Connections are comprehensive and the rear panel, in stark contrast to the simplicity of the minimalist front, is crammed full of sockets of one kind or another. There are three pairs of balanced (XLR) inputs and two single-ended (RCA) ones. There is a balanced XLR line output too which can be used should you feel the need to go for a bi-amped set-up which would be fascinating. Speaker connections are a model of excellence as you can employ 4mm or spade terminals with ease and superbly solid connections. They are some of the best out there.
To further enhance the amplifier’s versatility there are two optional modules available either on delivery or as a half-hour retro-fit by your friendly dealer. Vitus has an excellent reputation where DACs are concerned, and for around £2k you can enhance the possibilities of the RI-101 considerably by adding one. For £3k you have the option of adding a DAC / streamer. These include additional digital inputs and allow the amplifier to function as a digital hub. Now that streaming has really come into its own I can imagine many customers being very interested in this option.
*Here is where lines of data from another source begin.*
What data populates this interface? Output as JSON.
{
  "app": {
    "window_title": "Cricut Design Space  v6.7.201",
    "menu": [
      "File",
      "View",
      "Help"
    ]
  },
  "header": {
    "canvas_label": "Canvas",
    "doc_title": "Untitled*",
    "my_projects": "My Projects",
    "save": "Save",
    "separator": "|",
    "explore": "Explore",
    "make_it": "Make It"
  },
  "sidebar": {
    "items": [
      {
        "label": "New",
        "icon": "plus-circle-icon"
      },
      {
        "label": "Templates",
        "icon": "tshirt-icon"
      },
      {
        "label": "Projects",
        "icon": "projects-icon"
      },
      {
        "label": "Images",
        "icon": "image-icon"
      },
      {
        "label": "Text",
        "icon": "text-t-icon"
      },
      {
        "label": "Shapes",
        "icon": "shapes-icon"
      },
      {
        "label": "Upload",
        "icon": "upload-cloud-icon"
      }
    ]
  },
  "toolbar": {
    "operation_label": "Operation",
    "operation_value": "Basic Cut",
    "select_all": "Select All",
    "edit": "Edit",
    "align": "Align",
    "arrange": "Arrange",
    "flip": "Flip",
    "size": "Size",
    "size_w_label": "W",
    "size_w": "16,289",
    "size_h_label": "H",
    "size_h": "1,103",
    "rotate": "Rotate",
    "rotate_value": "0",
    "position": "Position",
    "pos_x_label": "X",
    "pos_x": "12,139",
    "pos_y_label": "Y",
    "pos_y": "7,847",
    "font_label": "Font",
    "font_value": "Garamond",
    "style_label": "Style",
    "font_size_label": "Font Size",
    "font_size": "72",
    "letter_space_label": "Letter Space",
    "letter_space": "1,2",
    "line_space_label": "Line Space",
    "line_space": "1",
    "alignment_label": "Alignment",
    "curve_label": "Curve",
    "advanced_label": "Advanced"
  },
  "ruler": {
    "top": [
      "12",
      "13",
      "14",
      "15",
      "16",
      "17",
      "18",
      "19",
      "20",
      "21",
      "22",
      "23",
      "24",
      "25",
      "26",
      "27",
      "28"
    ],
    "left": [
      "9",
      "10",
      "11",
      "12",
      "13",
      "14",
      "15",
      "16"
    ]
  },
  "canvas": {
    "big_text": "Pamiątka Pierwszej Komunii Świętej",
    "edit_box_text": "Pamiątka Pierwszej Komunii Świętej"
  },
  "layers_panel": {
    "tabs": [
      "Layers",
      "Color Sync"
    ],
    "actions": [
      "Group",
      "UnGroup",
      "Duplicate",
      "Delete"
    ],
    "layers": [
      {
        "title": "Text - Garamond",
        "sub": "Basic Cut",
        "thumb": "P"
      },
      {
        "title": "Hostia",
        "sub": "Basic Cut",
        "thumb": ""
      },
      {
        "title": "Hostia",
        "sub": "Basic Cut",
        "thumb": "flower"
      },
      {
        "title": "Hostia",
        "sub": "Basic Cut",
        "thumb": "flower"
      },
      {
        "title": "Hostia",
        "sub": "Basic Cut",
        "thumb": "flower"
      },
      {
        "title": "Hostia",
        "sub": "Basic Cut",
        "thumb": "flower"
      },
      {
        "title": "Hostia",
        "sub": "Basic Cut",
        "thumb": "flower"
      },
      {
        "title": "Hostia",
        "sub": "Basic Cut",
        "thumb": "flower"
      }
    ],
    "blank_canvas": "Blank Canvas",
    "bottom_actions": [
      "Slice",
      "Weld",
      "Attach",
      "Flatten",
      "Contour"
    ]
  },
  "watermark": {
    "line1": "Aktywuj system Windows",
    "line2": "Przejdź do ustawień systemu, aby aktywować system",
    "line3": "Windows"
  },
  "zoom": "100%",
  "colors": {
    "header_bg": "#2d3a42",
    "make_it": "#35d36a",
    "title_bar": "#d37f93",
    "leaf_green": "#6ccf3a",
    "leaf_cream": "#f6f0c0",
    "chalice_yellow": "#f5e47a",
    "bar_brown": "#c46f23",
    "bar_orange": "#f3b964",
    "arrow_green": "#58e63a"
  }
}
The review sample had not been fitted with these modules though.
From the box, I thought the new Vitus to be rather flat sounding and quite dry, which I had anticipated. It was as powerful as expected and the promise of fine detail sitting atop a low-end of unusual power, and impressive grip needed several days to come together and a few weeks of musical work-outs before finally expanding into the joyous, muscular device that sits atop some Stillpoints as I write. Just have a bit of patience and it will come good as the whole scope and presentation of the amplifier moves to another level, the focus clicks into place, and the recorded ambience opens wider and wider. It’s about now that it really begins to flex its considerable muscles at all levels and gets to grip with really ‘driving’ the speakers.
So, I am trying to learn the ‘Kid Charlemagne’ guitar solo (from The Royal Scam), played by Larry Carlton, courtesy of Tidal and the RI-101 has taken over amplification duties while a dCS Vivaldi DAC is giving it every musical chance to perform. Down in the basement of the song lurk Bernard Purdie and Chuck Rainey, the drummer and bass player, and I became entirely fascinated with the semi-shuffle pattern they are laying down. The Vitus has complete control over the song and the recording. Bernard is the master of doing everything while seeming to do very little. His little pushes and angular rhythmically hypnotic skips are really what drive the song and give it such a classy feel. The RI-101 punches this rhythm out, and the way that his very understated bass drum works with Chuck Rainey’s astonishingly precise bass guitar is nothing less than magical, bringing a really locked-in feel. This amplifier allows you to delaminate the song if you want. This is a rhythm section like very, very few others and I cannot think I have ever heard better. The sense of movement through time and the way that these guys bring their utterly superb skills to the song, with so little apparent fanfare, move it to another, timeless level. I love the way the Vitus resolves all these components and that the increases in resolution and quietness have been so brilliantly incorporated to the benefit of the music. It’s not so much the extra detailing of the instruments but more about highlighting the way that the instruments are being played for me. It is also very good at allowing you to easily follow each and every line while maintaining a clear view of the whole. As for the guitar solo? It is one of the greats in my opinion, but I’m still struggling with that one I’m afraid.
The amplifier can swing a mighty 300 watts into 8 ohms and this, of course, is one of its significant features. As I asked earlier, who needs 300 watts? In my small room, I probably don’t, but that bottomless well of power makes itself felt even at modest levels to give a notable sense of ease to the dynamics. It’s that sense that you really need to hear to appreciate. Such a well of power is not only about volume. Add the increases in amplifier resolution and a purer sense of clarity to the rest of the onboard improvements, and you’ll realise that this has released the amplifier to open new musical details and subtleties and quite often, that’s where the magic lies.
The bass delivery is excellent and even better when you realise how joined-up it is with the entire bandwidth. It is about as tight and grippy as I have heard, but there is not even the slightest hint of compression or any compromise in extension. Tonally it is superb too. Push the RI-101 and it will ask big questions of the whole system. Play some music with thunderous bass and some serious drive and the RI-101 shows what it is all about. I have spoken in the past at the way the Class A Vitus amplifiers have such a beautiful way of unfolding rhythms, tempos, and sheer pace and have often described them as being like a fast flowing river of movement. The improvements to this new amplifier suggest that the Class A setting is not wholly responsible for this. This Vitus is a driving, punching rhythm machine. It delivers timing emphasis with ease and has the speed of recovery to match its sense of impact and note shaping. I can’t help but feel that this comes under the general heading of resolution that I see as covering a lot more than instrumental or vocal detail. The vital way that Hans Ole’s products illuminate musical movement inevitably has something to do with the inordinate amount of care taken with the power supply in his amplifiers. Add the lower noise floor and the excellent leading-edge control, ask it to drive a system fully capable of responding to high-end musical demands, and the new amplifier seems to be a much more capable performer that operates at a higher level altogether than the model it supercedes.